- [DESCRIPTION OF THE TASK]:
Omit every picture, then give all the entries again exactly.

[INFORMATION GIVEN — start]

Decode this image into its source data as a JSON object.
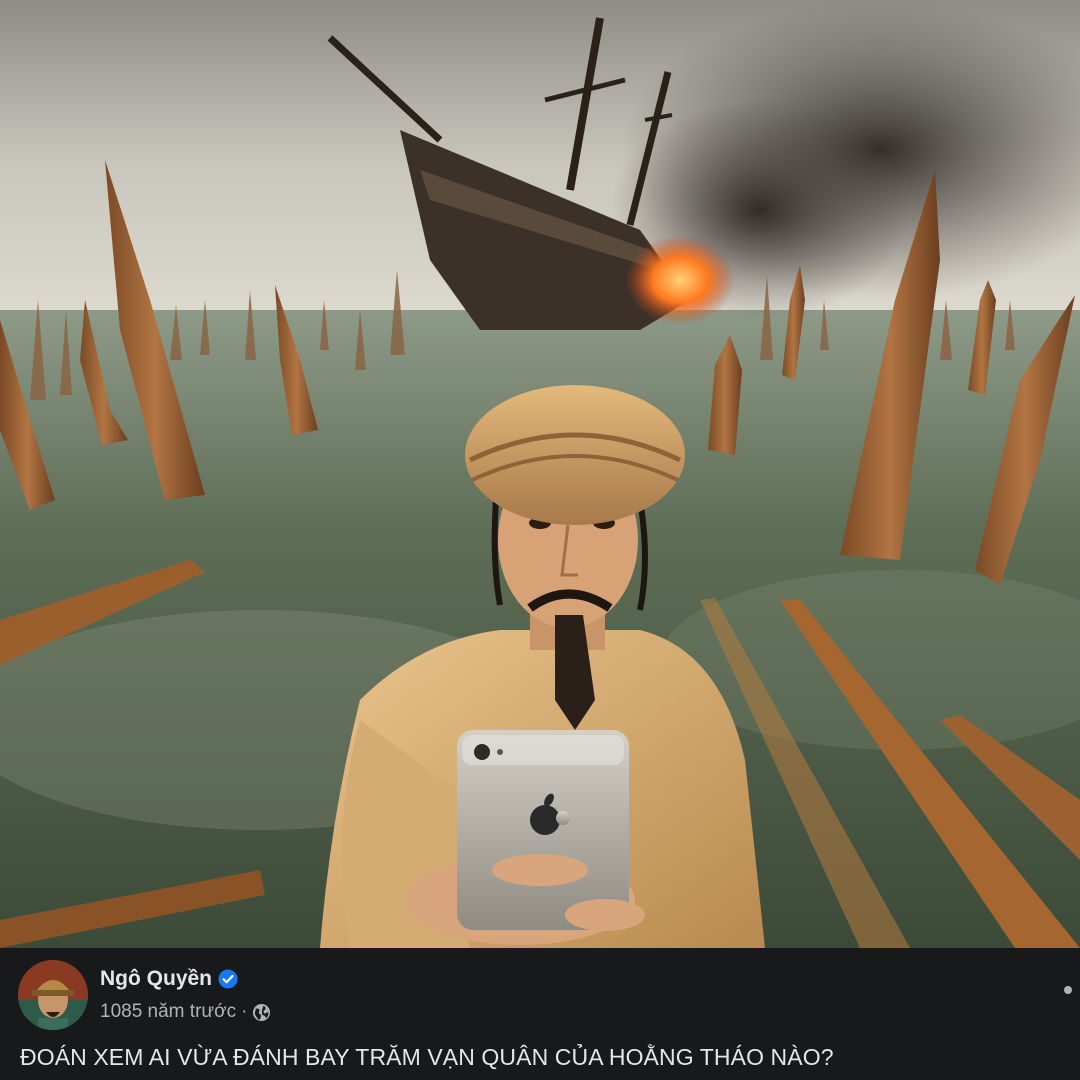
{
  "post": {
    "author_name": "Ngô Quyền",
    "verified": true,
    "timestamp": "1085 năm trước",
    "separator": "·",
    "privacy_icon": "globe-icon",
    "caption": "ĐOÁN XEM AI VỪA ĐÁNH BAY TRĂM VẠN QUÂN CỦA HOẰNG THÁO NÀO?"
  },
  "colors": {
    "background": "#18191a",
    "text_primary": "#e4e6eb",
    "text_secondary": "#b0b3b8",
    "verified_badge": "#1877f2"
  }
}
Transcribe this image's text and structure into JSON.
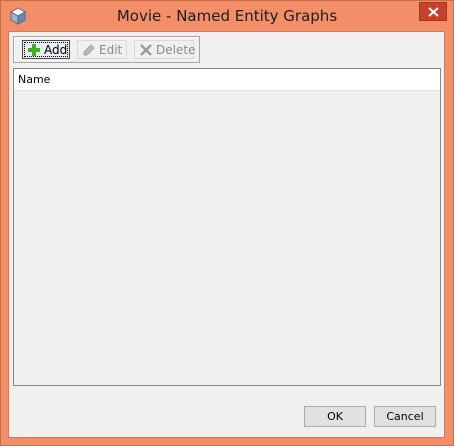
{
  "window": {
    "title": "Movie - Named Entity Graphs"
  },
  "toolbar": {
    "add_label": "Add",
    "edit_label": "Edit",
    "delete_label": "Delete"
  },
  "table": {
    "columns": [
      "Name"
    ],
    "rows": []
  },
  "footer": {
    "ok_label": "OK",
    "cancel_label": "Cancel"
  },
  "icons": {
    "app": "cube-icon",
    "add": "plus-icon",
    "edit": "pencil-icon",
    "delete": "x-icon",
    "close": "close-icon"
  },
  "colors": {
    "window_frame": "#f28f68",
    "close_button": "#c7402b",
    "client_bg": "#f0f0f0",
    "add_icon": "#3fae29"
  }
}
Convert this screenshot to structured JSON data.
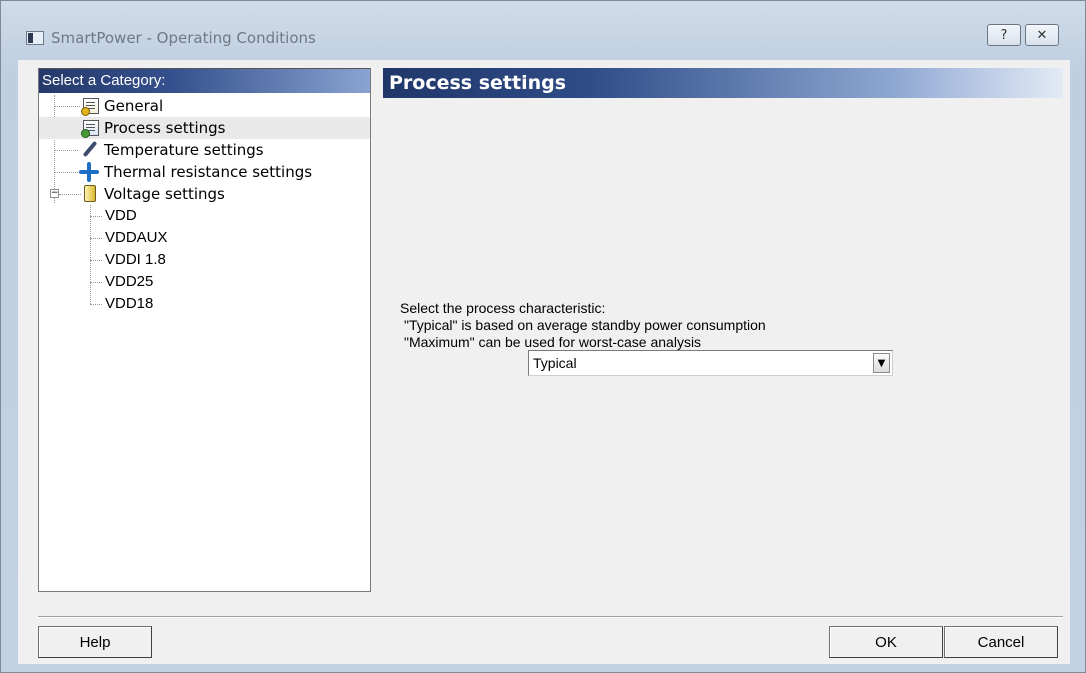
{
  "window": {
    "title": "SmartPower - Operating Conditions",
    "help_glyph": "?",
    "close_glyph": "✕"
  },
  "tree": {
    "header": "Select a Category:",
    "items": [
      {
        "label": "General",
        "icon": "document-gear-icon"
      },
      {
        "label": "Process settings",
        "icon": "document-chip-icon",
        "selected": true
      },
      {
        "label": "Temperature settings",
        "icon": "thermometer-icon"
      },
      {
        "label": "Thermal resistance settings",
        "icon": "fan-icon"
      },
      {
        "label": "Voltage settings",
        "icon": "battery-icon",
        "expanded": true,
        "expander": "−"
      }
    ],
    "voltage_children": [
      "VDD",
      "VDDAUX",
      "VDDI 1.8",
      "VDD25",
      "VDD18"
    ]
  },
  "main": {
    "header": "Process settings",
    "description": [
      "Select the process characteristic:",
      "\"Typical\" is based on average standby power consumption",
      "\"Maximum\" can be used for worst-case analysis"
    ],
    "process_select": {
      "value": "Typical",
      "arrow": "▼"
    }
  },
  "footer": {
    "help_label": "Help",
    "ok_label": "OK",
    "cancel_label": "Cancel"
  },
  "colors": {
    "header_dark": "#20376a",
    "dialog_bg": "#f0f0f0"
  }
}
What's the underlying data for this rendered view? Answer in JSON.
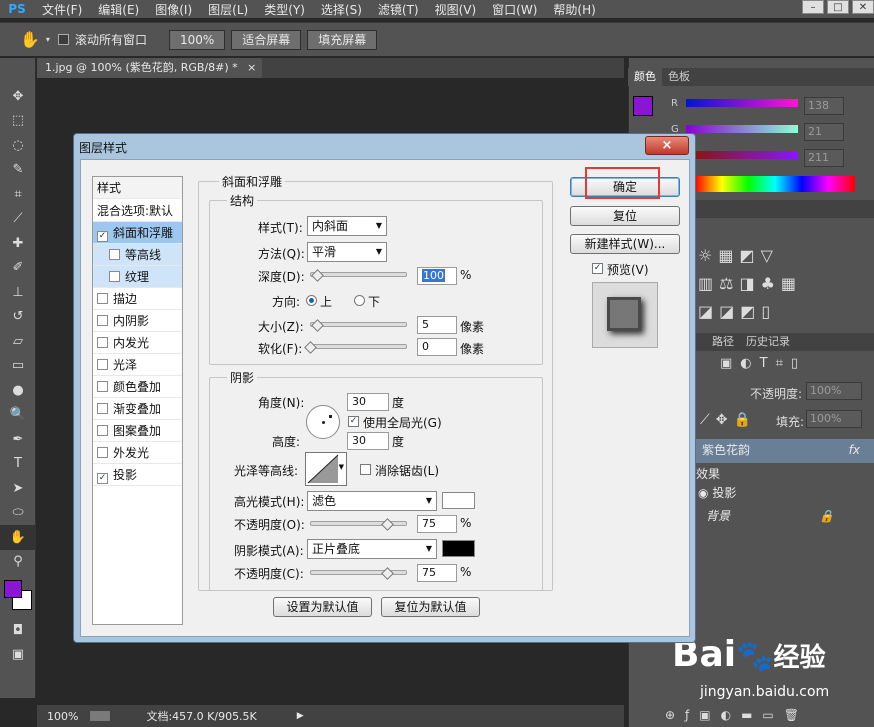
{
  "menubar": {
    "logo": "PS",
    "items": [
      "文件(F)",
      "编辑(E)",
      "图像(I)",
      "图层(L)",
      "类型(Y)",
      "选择(S)",
      "滤镜(T)",
      "视图(V)",
      "窗口(W)",
      "帮助(H)"
    ]
  },
  "options": {
    "scroll_all": "滚动所有窗口",
    "zoom": "100%",
    "fit_screen": "适合屏幕",
    "fill_screen": "填充屏幕"
  },
  "document": {
    "tab": "1.jpg @ 100% (紫色花韵, RGB/8#) *",
    "tab_close": "×",
    "status_zoom": "100%",
    "status_doc": "文档:457.0 K/905.5K"
  },
  "panels": {
    "color_tab": "颜色",
    "swatches_tab": "色板",
    "r_label": "R",
    "g_label": "G",
    "r_value": "138",
    "g_value": "21",
    "b_value": "211",
    "paths_tab": "路径",
    "history_tab": "历史记录",
    "opacity_label": "不透明度:",
    "opacity_value": "100%",
    "fill_label": "填充:",
    "fill_value": "100%",
    "layer_name": "紫色花韵",
    "fx": "fx",
    "effects": "效果",
    "drop_shadow": "投影",
    "background": "背景"
  },
  "dialog": {
    "title": "图层样式",
    "close": "×",
    "styles_header": "样式",
    "blend_default": "混合选项:默认",
    "style_items": [
      {
        "label": "斜面和浮雕",
        "checked": true
      },
      {
        "label": "等高线",
        "checked": false
      },
      {
        "label": "纹理",
        "checked": false
      },
      {
        "label": "描边",
        "checked": false
      },
      {
        "label": "内阴影",
        "checked": false
      },
      {
        "label": "内发光",
        "checked": false
      },
      {
        "label": "光泽",
        "checked": false
      },
      {
        "label": "颜色叠加",
        "checked": false
      },
      {
        "label": "渐变叠加",
        "checked": false
      },
      {
        "label": "图案叠加",
        "checked": false
      },
      {
        "label": "外发光",
        "checked": false
      },
      {
        "label": "投影",
        "checked": true
      }
    ],
    "bevel": {
      "group_title": "斜面和浮雕",
      "structure_title": "结构",
      "style_label": "样式(T):",
      "style_value": "内斜面",
      "technique_label": "方法(Q):",
      "technique_value": "平滑",
      "depth_label": "深度(D):",
      "depth_value": "100",
      "depth_fraction": 0.0,
      "direction_label": "方向:",
      "dir_up": "上",
      "dir_down": "下",
      "size_label": "大小(Z):",
      "size_value": "5",
      "size_fraction": 0.02,
      "soften_label": "软化(F):",
      "soften_value": "0",
      "soften_fraction": 0.0,
      "percent": "%",
      "pixels": "像素"
    },
    "shading": {
      "title": "阴影",
      "angle_label": "角度(N):",
      "angle_value": "30",
      "degree": "度",
      "global_light": "使用全局光(G)",
      "altitude_label": "高度:",
      "altitude_value": "30",
      "gloss_label": "光泽等高线:",
      "anti_alias": "消除锯齿(L)",
      "highlight_label": "高光模式(H):",
      "highlight_value": "滤色",
      "highlight_color": "#ffffff",
      "h_opacity_label": "不透明度(O):",
      "h_opacity_value": "75",
      "h_opacity_fraction": 0.75,
      "shadow_label": "阴影模式(A):",
      "shadow_value": "正片叠底",
      "shadow_color": "#000000",
      "s_opacity_label": "不透明度(C):",
      "s_opacity_value": "75",
      "s_opacity_fraction": 0.75
    },
    "make_default": "设置为默认值",
    "reset_default": "复位为默认值",
    "ok": "确定",
    "reset": "复位",
    "new_style": "新建样式(W)...",
    "preview": "预览(V)"
  },
  "watermark": {
    "brand": "Bai",
    "brand2": "经验",
    "url": "jingyan.baidu.com"
  },
  "colors": {
    "accent": "#8a15d3",
    "highlight_box": "#e53935"
  }
}
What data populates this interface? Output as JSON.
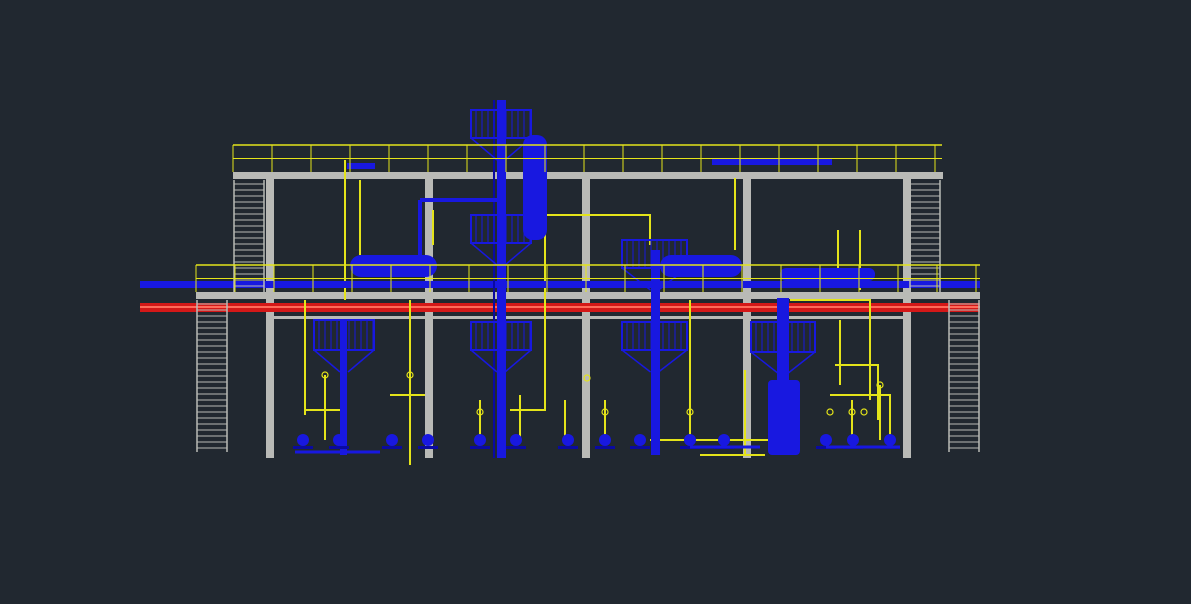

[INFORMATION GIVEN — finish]

- [SOLVED PROBLEM]:
Decode this image into its source data as a JSON object.
{
  "post": {
    "author_name": "Ngô Quyền",
    "verified": true,
    "timestamp": "1085 năm trước",
    "separator": "·",
    "privacy_icon": "globe-icon",
    "caption": "ĐOÁN XEM AI VỪA ĐÁNH BAY TRĂM VẠN QUÂN CỦA HOẰNG THÁO NÀO?"
  },
  "colors": {
    "background": "#18191a",
    "text_primary": "#e4e6eb",
    "text_secondary": "#b0b3b8",
    "verified_badge": "#1877f2"
  }
}
Transcribe this image's text and structure into JSON.
{
  "window": {
    "title": "Movie - Named Entity Graphs"
  },
  "toolbar": {
    "add_label": "Add",
    "edit_label": "Edit",
    "delete_label": "Delete"
  },
  "table": {
    "columns": [
      "Name"
    ],
    "rows": []
  },
  "footer": {
    "ok_label": "OK",
    "cancel_label": "Cancel"
  },
  "icons": {
    "app": "cube-icon",
    "add": "plus-icon",
    "edit": "pencil-icon",
    "delete": "x-icon",
    "close": "close-icon"
  },
  "colors": {
    "window_frame": "#f28f68",
    "close_button": "#c7402b",
    "client_bg": "#f0f0f0",
    "add_icon": "#3fae29"
  }
}
Convert this screenshot to structured JSON data.
{
  "window": {
    "title": "SmartPower - Operating Conditions",
    "help_glyph": "?",
    "close_glyph": "✕"
  },
  "tree": {
    "header": "Select a Category:",
    "items": [
      {
        "label": "General",
        "icon": "document-gear-icon"
      },
      {
        "label": "Process settings",
        "icon": "document-chip-icon",
        "selected": true
      },
      {
        "label": "Temperature settings",
        "icon": "thermometer-icon"
      },
      {
        "label": "Thermal resistance settings",
        "icon": "fan-icon"
      },
      {
        "label": "Voltage settings",
        "icon": "battery-icon",
        "expanded": true,
        "expander": "−"
      }
    ],
    "voltage_children": [
      "VDD",
      "VDDAUX",
      "VDDI 1.8",
      "VDD25",
      "VDD18"
    ]
  },
  "main": {
    "header": "Process settings",
    "description": [
      "Select the process characteristic:",
      "\"Typical\" is based on average standby power consumption",
      "\"Maximum\" can be used for worst-case analysis"
    ],
    "process_select": {
      "value": "Typical",
      "arrow": "▼"
    }
  },
  "footer": {
    "help_label": "Help",
    "ok_label": "OK",
    "cancel_label": "Cancel"
  },
  "colors": {
    "header_dark": "#20376a",
    "dialog_bg": "#f0f0f0"
  }
}
What's the underlying data for this rendered view? Answer in JSON.
{
  "menubar": {
    "logo": "PS",
    "items": [
      "文件(F)",
      "编辑(E)",
      "图像(I)",
      "图层(L)",
      "类型(Y)",
      "选择(S)",
      "滤镜(T)",
      "视图(V)",
      "窗口(W)",
      "帮助(H)"
    ]
  },
  "options": {
    "scroll_all": "滚动所有窗口",
    "zoom": "100%",
    "fit_screen": "适合屏幕",
    "fill_screen": "填充屏幕"
  },
  "document": {
    "tab": "1.jpg @ 100% (紫色花韵, RGB/8#) *",
    "tab_close": "×",
    "status_zoom": "100%",
    "status_doc": "文档:457.0 K/905.5K"
  },
  "panels": {
    "color_tab": "颜色",
    "swatches_tab": "色板",
    "r_label": "R",
    "g_label": "G",
    "r_value": "138",
    "g_value": "21",
    "b_value": "211",
    "paths_tab": "路径",
    "history_tab": "历史记录",
    "opacity_label": "不透明度:",
    "opacity_value": "100%",
    "fill_label": "填充:",
    "fill_value": "100%",
    "layer_name": "紫色花韵",
    "fx": "fx",
    "effects": "效果",
    "drop_shadow": "投影",
    "background": "背景"
  },
  "dialog": {
    "title": "图层样式",
    "close": "×",
    "styles_header": "样式",
    "blend_default": "混合选项:默认",
    "style_items": [
      {
        "label": "斜面和浮雕",
        "checked": true
      },
      {
        "label": "等高线",
        "checked": false
      },
      {
        "label": "纹理",
        "checked": false
      },
      {
        "label": "描边",
        "checked": false
      },
      {
        "label": "内阴影",
        "checked": false
      },
      {
        "label": "内发光",
        "checked": false
      },
      {
        "label": "光泽",
        "checked": false
      },
      {
        "label": "颜色叠加",
        "checked": false
      },
      {
        "label": "渐变叠加",
        "checked": false
      },
      {
        "label": "图案叠加",
        "checked": false
      },
      {
        "label": "外发光",
        "checked": false
      },
      {
        "label": "投影",
        "checked": true
      }
    ],
    "bevel": {
      "group_title": "斜面和浮雕",
      "structure_title": "结构",
      "style_label": "样式(T):",
      "style_value": "内斜面",
      "technique_label": "方法(Q):",
      "technique_value": "平滑",
      "depth_label": "深度(D):",
      "depth_value": "100",
      "depth_fraction": 0.0,
      "direction_label": "方向:",
      "dir_up": "上",
      "dir_down": "下",
      "size_label": "大小(Z):",
      "size_value": "5",
      "size_fraction": 0.02,
      "soften_label": "软化(F):",
      "soften_value": "0",
      "soften_fraction": 0.0,
      "percent": "%",
      "pixels": "像素"
    },
    "shading": {
      "title": "阴影",
      "angle_label": "角度(N):",
      "angle_value": "30",
      "degree": "度",
      "global_light": "使用全局光(G)",
      "altitude_label": "高度:",
      "altitude_value": "30",
      "gloss_label": "光泽等高线:",
      "anti_alias": "消除锯齿(L)",
      "highlight_label": "高光模式(H):",
      "highlight_value": "滤色",
      "highlight_color": "#ffffff",
      "h_opacity_label": "不透明度(O):",
      "h_opacity_value": "75",
      "h_opacity_fraction": 0.75,
      "shadow_label": "阴影模式(A):",
      "shadow_value": "正片叠底",
      "shadow_color": "#000000",
      "s_opacity_label": "不透明度(C):",
      "s_opacity_value": "75",
      "s_opacity_fraction": 0.75
    },
    "make_default": "设置为默认值",
    "reset_default": "复位为默认值",
    "ok": "确定",
    "reset": "复位",
    "new_style": "新建样式(W)...",
    "preview": "预览(V)"
  },
  "watermark": {
    "brand": "Bai",
    "brand2": "经验",
    "url": "jingyan.baidu.com"
  },
  "colors": {
    "accent": "#8a15d3",
    "highlight_box": "#e53935"
  }
}
What data populates this interface? Output as JSON.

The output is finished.